One British announcer commented during the awards ceremony that in the French locker room sat the loneliest man in the world...

Friday, July 07, 2006

Celtic Monastic Gathering

This weekend I'm planning on attending the Celtic Monastic Gathering, sponsored by the Northumbria Community. As a descendant of both the Celts and the Vikings (who conquered and terrorized the Celtic people) I've oscillated between the gentleness of the Celtic traditions and the desire to grab the nearest Chieftain Sword and cut my way through the world. It should be an interesting weekend.

Thursday, July 06, 2006

Inno di Mameli

It's been a busy week. I had four days off of work, and a World Cup to watch. I had intended to write the next Great American novel during those four days, but you know how it goes. Saturday was the England vs. Portugal game, which Silvi and I watched at Brit's Pub on their huge screen out on their lawn bowling greens.
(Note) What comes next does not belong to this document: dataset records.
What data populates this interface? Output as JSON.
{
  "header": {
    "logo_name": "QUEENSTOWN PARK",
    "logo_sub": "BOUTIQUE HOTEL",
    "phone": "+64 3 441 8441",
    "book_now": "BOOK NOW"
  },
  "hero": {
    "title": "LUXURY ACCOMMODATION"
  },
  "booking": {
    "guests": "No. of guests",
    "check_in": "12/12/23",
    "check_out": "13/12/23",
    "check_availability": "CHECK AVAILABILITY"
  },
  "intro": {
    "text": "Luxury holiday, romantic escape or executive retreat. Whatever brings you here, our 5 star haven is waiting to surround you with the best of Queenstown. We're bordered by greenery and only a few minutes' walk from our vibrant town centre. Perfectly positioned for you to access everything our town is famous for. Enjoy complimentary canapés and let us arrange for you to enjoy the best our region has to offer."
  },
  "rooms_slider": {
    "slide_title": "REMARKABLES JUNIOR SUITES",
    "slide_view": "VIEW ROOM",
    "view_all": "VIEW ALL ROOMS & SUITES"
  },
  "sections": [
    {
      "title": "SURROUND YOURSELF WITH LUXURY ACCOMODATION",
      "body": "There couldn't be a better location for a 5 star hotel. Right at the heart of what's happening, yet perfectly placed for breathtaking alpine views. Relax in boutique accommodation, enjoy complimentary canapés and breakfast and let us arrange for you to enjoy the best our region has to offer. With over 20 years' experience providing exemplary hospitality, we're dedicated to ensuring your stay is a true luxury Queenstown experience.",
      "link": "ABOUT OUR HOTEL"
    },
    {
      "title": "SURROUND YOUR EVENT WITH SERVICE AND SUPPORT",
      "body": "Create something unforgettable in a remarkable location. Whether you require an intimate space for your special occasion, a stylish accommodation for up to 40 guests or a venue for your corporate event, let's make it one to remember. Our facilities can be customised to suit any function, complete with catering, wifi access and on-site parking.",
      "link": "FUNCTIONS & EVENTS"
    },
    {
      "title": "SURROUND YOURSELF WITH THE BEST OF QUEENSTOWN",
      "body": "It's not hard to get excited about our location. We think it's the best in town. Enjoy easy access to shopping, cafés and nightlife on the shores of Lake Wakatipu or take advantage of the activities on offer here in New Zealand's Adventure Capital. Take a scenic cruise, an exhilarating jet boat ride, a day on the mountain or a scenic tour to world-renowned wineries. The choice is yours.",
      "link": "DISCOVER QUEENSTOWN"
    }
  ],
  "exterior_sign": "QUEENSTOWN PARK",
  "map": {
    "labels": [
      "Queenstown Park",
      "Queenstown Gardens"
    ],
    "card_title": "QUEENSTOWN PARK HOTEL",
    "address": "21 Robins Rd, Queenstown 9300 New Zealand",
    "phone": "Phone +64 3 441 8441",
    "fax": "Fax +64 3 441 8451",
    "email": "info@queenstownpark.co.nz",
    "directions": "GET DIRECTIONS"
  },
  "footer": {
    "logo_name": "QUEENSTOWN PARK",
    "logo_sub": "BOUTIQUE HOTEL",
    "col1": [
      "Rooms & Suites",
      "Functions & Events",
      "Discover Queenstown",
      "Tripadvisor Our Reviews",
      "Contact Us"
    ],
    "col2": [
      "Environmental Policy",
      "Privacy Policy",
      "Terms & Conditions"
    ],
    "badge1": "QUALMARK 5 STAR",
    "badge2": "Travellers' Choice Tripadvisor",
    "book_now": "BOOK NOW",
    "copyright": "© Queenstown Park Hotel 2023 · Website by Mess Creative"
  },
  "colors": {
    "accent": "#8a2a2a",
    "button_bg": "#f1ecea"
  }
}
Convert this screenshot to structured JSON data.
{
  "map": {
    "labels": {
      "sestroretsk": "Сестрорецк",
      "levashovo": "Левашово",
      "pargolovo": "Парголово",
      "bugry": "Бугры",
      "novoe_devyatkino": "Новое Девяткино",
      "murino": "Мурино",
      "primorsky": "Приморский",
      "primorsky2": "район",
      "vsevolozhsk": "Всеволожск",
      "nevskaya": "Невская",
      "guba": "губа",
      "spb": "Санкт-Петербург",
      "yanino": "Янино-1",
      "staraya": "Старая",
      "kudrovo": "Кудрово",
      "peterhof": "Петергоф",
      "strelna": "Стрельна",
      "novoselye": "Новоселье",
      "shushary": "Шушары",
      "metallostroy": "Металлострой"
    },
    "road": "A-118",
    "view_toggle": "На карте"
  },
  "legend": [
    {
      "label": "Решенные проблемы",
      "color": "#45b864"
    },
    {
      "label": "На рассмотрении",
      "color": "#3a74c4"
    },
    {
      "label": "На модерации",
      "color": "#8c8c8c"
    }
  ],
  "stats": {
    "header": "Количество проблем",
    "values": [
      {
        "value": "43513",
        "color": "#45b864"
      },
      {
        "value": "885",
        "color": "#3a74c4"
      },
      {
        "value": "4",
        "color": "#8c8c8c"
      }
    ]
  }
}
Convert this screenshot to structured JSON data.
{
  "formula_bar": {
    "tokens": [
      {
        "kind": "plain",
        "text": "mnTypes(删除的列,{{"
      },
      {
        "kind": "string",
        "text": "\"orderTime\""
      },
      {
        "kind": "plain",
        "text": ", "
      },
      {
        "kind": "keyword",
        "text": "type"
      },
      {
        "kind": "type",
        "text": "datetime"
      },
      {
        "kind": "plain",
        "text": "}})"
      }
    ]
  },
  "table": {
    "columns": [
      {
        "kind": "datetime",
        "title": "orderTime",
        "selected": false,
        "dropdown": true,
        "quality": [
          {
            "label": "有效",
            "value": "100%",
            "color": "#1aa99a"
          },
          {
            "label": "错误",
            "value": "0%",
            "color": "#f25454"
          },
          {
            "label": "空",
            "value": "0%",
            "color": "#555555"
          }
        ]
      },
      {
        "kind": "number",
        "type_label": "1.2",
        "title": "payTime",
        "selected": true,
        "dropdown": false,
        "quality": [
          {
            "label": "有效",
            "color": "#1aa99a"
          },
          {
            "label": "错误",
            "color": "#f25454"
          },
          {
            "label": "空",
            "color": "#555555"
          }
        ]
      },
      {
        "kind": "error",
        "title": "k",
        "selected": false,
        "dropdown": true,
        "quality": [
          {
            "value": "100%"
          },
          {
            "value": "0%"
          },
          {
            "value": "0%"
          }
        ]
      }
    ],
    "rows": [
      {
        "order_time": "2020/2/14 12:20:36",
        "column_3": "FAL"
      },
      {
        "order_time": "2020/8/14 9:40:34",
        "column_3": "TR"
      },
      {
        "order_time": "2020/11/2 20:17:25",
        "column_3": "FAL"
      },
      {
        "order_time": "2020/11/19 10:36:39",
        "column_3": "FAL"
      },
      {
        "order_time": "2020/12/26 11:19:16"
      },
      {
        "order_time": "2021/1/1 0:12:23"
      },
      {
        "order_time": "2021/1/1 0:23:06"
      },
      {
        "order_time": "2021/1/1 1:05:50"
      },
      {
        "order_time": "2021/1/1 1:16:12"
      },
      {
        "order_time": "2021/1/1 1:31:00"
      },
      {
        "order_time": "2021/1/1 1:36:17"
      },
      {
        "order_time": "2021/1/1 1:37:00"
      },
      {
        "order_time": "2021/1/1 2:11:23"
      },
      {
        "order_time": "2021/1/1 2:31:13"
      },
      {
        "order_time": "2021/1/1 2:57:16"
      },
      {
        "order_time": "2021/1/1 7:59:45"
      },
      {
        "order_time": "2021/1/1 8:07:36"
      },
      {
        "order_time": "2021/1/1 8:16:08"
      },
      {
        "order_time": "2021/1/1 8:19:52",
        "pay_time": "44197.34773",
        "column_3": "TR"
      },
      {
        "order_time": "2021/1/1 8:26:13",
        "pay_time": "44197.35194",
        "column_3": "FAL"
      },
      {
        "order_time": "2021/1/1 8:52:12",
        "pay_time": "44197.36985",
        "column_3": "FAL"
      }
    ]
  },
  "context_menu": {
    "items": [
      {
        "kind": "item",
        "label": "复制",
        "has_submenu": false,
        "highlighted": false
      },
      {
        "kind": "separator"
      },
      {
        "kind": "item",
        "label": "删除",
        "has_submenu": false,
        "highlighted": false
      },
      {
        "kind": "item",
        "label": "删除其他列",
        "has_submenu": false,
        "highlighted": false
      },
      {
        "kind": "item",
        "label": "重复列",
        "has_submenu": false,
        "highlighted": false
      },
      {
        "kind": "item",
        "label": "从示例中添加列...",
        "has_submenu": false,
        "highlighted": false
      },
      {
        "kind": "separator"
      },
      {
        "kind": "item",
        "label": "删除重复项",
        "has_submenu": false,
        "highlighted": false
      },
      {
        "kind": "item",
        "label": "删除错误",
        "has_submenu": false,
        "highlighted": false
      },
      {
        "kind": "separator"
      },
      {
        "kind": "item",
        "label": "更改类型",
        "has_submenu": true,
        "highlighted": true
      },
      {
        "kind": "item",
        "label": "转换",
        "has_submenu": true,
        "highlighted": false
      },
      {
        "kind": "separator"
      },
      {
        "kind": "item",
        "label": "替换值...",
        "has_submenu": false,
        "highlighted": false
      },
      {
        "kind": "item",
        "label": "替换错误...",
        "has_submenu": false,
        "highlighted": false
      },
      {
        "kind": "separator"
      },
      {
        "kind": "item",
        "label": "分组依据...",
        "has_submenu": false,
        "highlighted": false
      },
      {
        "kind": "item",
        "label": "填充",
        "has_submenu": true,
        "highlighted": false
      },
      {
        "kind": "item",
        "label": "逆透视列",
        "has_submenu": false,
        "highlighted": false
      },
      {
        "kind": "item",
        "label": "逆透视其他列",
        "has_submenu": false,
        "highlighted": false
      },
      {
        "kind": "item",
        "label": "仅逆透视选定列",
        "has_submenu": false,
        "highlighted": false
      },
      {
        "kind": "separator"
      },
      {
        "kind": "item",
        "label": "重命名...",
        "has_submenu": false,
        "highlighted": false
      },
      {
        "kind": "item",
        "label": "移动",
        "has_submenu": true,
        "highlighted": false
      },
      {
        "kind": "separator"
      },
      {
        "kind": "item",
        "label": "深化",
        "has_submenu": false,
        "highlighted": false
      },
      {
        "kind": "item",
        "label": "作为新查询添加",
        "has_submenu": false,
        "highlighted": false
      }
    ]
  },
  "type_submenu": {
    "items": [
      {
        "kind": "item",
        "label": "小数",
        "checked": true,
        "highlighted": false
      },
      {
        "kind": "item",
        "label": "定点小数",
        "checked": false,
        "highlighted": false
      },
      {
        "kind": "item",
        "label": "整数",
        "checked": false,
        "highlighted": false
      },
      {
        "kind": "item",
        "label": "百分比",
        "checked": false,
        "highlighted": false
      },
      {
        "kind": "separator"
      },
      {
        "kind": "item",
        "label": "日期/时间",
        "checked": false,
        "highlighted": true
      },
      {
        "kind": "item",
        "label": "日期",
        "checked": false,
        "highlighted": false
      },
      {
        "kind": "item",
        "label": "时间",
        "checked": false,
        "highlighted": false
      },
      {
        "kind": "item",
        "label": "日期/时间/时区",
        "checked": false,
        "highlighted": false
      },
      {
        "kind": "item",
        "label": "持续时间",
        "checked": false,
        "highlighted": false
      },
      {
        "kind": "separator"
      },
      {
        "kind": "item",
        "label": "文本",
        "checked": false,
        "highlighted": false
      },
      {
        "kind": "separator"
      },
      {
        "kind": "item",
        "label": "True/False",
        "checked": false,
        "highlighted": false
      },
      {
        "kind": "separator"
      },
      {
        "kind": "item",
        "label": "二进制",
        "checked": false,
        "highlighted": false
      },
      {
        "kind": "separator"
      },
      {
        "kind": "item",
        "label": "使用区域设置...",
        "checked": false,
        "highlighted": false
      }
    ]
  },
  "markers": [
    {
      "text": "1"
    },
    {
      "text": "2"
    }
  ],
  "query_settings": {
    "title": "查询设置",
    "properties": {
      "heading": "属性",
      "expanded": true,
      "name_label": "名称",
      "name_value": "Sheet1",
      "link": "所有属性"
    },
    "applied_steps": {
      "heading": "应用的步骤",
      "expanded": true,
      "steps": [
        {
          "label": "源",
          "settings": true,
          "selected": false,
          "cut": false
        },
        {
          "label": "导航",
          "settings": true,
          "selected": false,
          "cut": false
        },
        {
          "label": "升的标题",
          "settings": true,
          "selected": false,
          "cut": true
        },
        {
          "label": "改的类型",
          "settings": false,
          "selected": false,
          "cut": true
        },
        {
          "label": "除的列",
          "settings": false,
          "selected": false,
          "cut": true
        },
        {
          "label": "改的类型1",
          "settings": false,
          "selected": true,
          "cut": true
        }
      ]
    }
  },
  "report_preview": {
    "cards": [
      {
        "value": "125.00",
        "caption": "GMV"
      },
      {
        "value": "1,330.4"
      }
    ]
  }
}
Hundreds of fans (England all the way) packed the downtown pub, the cheers echoing off of the skyscrapers forming a man-made amphitheater around us. Alas, due in part to an angry kick by Rooney, the English footballers packed their bags for home, and the German authorities breathed a sigh of relief as busloads of drunken hooligans crossed the border out of Rheinland.

The Fourth of July, and back to Brit's Pub with some of Annie's friends from London. (who were still sulking over having lost to the Portuguese, of all people.) Germany met Italy, and I have to say I was torn. Shocking, I know, but I half wanted Germany to win in their home country. Probably because of what a great Story it would have made, retold through the ages. I'm a sucker for happy endings. But the fairy tale ending was saved for millions of fans in Rome, as Italy drove two shots into the net in the final minutes of overtime. (A television camera crew was at the pub, and my mom told me that Silvi and I made the evening news.)

Yesterday, (I'm not even going to bring up Brazil's shameful performance over the weekend) I skipped the Portugal vs. France match. All I know is, I hope the world is singing Inno di Mameli on Sunday instead of La Marseillaise.